A few months later Feutz had overcome more first experiences – interviews, testing, orientation, and the first day of class with new people – but it’s right where he wants to be. From day one, Jim Gyorfy, CNC Boot Camp Instructor, tells students to get to know each other early. The boot camps are all the same classes with all the same people, and becomes a tight knit group. Feutz said.
“We’re pretty much on that comfort level where we can talk about whatever and help each other out.” It’s helpful being in all the classes together because the classes “all mesh together so we can relate. Between ourselves and each other, if something is having trouble with one part, then we say well you remember in the other class, we were doing this, and we can walk them through it.”
And what part does Feutz enjoy most? “I enjoy the homework. When we started on algebra, I was happy, and it is fun because algebra has always stuck in my head pretty good.” Although the math portion may not be everybody’s favorite, for Feutz, it was a clear sign that he was in the right field, and going back to school has only continued to pique his interest in expanding his knowledge and skills.

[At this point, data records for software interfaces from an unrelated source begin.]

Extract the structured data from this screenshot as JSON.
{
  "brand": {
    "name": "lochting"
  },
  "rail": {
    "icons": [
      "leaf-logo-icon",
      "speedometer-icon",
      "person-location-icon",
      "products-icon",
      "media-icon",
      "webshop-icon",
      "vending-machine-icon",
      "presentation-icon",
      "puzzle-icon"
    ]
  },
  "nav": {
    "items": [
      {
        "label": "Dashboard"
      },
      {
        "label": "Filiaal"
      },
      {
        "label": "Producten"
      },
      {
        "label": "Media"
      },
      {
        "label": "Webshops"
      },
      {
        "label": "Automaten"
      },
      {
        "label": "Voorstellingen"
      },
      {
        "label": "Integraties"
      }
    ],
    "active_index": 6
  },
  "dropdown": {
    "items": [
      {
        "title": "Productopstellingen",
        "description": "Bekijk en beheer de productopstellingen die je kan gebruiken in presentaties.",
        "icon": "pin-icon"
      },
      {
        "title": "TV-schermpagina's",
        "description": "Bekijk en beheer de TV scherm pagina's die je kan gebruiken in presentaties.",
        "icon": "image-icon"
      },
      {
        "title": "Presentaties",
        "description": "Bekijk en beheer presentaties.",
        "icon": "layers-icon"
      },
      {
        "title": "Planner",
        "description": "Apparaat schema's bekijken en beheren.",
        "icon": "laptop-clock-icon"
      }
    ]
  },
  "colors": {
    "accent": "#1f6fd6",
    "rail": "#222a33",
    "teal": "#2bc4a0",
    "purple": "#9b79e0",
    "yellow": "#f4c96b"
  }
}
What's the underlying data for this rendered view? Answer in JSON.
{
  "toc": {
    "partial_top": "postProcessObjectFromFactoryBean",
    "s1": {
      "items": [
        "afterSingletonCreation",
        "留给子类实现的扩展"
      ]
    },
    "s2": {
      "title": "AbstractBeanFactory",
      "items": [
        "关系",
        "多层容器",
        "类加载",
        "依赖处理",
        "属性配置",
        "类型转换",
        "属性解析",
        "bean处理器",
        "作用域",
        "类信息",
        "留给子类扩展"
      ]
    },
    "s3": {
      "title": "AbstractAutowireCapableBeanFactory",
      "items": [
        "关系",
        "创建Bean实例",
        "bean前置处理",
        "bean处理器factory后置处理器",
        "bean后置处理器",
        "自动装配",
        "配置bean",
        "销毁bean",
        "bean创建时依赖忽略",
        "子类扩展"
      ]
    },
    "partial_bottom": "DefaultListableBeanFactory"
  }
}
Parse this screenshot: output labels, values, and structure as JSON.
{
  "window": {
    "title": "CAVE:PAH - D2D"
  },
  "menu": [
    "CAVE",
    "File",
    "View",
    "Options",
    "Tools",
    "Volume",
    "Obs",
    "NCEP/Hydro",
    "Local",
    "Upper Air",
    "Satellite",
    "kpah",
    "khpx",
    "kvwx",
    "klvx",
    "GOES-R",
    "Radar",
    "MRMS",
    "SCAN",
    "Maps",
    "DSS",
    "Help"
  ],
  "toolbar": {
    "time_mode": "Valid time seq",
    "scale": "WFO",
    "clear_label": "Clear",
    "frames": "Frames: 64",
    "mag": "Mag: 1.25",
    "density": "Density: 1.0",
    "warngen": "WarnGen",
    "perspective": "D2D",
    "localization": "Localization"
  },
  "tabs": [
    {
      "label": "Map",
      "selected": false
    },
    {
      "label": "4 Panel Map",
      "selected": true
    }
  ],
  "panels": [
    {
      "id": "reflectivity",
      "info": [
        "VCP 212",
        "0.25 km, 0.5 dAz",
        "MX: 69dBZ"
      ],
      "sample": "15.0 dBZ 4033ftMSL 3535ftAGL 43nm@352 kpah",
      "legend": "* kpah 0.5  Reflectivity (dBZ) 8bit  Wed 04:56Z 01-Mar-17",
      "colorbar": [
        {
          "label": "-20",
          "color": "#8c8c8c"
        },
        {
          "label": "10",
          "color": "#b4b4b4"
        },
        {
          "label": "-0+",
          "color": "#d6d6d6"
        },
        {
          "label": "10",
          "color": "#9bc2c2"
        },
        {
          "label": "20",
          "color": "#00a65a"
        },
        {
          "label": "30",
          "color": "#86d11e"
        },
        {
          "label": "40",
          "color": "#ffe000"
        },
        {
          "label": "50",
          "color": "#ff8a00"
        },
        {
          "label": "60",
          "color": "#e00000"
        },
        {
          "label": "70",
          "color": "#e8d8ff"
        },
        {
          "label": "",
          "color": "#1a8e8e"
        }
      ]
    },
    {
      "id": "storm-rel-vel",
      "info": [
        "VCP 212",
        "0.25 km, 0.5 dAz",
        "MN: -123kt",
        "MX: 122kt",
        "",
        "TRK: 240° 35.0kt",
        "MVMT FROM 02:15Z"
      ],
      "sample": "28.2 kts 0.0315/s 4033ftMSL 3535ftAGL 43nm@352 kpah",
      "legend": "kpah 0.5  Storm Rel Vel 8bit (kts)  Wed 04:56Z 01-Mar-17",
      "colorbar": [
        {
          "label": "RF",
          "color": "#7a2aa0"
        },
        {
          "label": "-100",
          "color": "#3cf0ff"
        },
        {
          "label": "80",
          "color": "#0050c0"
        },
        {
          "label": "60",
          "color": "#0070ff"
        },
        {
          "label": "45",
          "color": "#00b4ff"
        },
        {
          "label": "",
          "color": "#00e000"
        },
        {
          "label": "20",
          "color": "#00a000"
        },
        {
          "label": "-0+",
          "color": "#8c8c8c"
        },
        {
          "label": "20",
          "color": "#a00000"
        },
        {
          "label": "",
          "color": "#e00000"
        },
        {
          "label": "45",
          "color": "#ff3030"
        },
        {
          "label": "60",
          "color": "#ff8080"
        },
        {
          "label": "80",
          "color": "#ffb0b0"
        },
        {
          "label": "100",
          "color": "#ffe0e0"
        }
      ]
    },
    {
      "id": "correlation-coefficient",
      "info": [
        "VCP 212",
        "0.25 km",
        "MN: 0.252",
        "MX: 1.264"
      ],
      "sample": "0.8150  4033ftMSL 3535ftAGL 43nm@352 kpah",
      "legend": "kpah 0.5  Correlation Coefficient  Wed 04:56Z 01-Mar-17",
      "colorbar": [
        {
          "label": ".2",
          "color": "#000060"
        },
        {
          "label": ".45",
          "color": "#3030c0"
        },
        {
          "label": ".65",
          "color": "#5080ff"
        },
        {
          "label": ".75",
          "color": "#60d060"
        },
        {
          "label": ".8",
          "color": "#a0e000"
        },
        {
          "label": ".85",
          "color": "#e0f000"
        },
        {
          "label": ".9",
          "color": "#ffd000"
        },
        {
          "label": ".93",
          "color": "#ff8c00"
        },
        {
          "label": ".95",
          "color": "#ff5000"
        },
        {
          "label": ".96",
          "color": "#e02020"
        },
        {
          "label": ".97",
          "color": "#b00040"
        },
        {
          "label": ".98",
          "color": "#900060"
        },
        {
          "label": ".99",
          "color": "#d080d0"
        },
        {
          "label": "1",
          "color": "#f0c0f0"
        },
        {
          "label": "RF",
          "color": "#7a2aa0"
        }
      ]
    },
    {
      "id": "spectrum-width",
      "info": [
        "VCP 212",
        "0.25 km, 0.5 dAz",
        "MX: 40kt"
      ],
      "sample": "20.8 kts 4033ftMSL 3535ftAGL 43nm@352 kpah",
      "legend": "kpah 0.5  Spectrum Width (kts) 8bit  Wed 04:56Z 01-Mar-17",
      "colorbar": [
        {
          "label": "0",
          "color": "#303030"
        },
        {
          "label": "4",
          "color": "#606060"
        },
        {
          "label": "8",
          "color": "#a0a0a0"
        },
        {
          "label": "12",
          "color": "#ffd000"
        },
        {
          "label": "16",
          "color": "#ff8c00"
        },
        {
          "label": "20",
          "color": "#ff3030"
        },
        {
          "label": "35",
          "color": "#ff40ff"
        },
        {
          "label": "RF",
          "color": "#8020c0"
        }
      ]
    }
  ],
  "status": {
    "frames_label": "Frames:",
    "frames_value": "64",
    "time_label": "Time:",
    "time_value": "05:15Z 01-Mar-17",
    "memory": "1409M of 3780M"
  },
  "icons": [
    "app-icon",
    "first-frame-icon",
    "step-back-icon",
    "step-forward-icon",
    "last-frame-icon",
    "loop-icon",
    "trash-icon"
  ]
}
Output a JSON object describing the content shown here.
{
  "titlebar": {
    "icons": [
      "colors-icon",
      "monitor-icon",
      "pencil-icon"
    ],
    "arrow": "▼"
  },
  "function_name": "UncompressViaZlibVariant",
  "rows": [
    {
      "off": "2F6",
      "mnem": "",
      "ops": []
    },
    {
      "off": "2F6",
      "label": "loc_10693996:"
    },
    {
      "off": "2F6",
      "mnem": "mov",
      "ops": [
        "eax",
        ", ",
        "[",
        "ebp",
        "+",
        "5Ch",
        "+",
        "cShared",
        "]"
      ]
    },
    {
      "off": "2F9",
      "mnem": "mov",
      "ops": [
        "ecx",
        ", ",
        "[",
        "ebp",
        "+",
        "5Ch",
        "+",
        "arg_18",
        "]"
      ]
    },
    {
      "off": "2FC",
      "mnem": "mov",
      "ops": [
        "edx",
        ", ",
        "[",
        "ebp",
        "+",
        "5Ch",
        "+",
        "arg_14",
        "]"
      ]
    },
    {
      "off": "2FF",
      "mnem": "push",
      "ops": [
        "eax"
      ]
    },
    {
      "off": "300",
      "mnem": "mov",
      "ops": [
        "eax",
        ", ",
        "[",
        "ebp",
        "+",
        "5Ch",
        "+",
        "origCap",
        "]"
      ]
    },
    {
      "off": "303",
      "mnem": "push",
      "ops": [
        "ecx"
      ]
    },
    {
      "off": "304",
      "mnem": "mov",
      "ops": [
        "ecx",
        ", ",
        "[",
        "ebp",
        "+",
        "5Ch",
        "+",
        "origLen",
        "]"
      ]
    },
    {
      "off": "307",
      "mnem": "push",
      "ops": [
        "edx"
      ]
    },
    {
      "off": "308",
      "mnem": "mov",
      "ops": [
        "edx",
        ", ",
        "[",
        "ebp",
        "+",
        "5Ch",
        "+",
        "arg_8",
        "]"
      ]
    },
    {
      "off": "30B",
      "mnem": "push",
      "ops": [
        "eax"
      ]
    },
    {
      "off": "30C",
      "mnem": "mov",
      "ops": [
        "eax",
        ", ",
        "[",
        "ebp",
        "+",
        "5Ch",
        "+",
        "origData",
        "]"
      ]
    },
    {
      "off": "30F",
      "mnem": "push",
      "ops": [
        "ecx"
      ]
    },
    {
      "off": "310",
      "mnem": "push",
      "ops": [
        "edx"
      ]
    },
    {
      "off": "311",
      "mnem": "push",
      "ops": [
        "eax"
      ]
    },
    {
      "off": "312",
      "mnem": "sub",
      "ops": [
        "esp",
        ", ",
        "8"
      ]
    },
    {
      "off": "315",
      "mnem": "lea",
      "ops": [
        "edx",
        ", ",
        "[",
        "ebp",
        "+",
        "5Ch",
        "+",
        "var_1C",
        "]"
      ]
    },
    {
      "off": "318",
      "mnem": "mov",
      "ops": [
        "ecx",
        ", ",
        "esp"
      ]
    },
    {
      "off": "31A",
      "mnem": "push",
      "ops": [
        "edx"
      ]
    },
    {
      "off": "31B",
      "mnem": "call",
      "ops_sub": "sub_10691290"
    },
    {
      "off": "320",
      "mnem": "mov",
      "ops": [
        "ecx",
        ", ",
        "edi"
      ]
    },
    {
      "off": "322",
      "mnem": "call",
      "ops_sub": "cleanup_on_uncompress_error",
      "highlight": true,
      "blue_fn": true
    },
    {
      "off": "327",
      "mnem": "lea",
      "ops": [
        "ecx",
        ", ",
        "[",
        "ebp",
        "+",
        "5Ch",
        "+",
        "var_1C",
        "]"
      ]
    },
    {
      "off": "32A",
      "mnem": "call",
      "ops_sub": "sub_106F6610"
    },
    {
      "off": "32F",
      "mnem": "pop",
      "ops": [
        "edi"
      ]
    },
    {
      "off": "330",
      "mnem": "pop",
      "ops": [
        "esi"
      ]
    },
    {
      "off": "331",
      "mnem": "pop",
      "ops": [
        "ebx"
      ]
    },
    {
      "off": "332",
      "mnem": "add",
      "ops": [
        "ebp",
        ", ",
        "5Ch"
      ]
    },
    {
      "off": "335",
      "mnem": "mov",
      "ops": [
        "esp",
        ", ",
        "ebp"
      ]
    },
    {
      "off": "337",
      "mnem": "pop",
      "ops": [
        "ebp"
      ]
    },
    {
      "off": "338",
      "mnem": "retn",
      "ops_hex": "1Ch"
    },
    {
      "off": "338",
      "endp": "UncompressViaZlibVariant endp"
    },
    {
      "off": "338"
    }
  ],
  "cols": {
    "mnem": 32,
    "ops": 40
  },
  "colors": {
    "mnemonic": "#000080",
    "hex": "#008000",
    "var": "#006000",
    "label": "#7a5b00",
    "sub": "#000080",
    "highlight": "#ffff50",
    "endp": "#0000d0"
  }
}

He has plans to continue onto school, hoping that he’ll receive a job offer from his internship site, Mayville Engineering Company, Inc. Sometime down the road, Feutz plans to continue schooling, ending with a career in engineering.
It’s the commitment to hard work and plans for the future that keep Feutz in the boot camp when things are tough. He encourages others to sign up with those same ideas, “The people I’ve told about it, sometimes they say, ‘I don’t have my diploma,’ and I say, ‘You don’t need it. Just go.’” He talks to people about the incredible support the boot camp receives with community resources and how that make a three month program work, “With WIOA, they pay for my daycare and my gas. They help get food stamps and Badger Care too, so I have don’t have to struggle with bills while I go through boot camp. They’re really willing to help you get through three months if it means that you’re going to take it and move on to better things.”
We wish you all better things, Dylan, as you continue through the boot camp, and beyond the May 12 graduation. We have no doubt you’ll be successful, because, in your own words:
“You just need that drive. You have to want to do it. I think that’s all you really need.”
For more information, please visit morainepark.edu/bootcamp!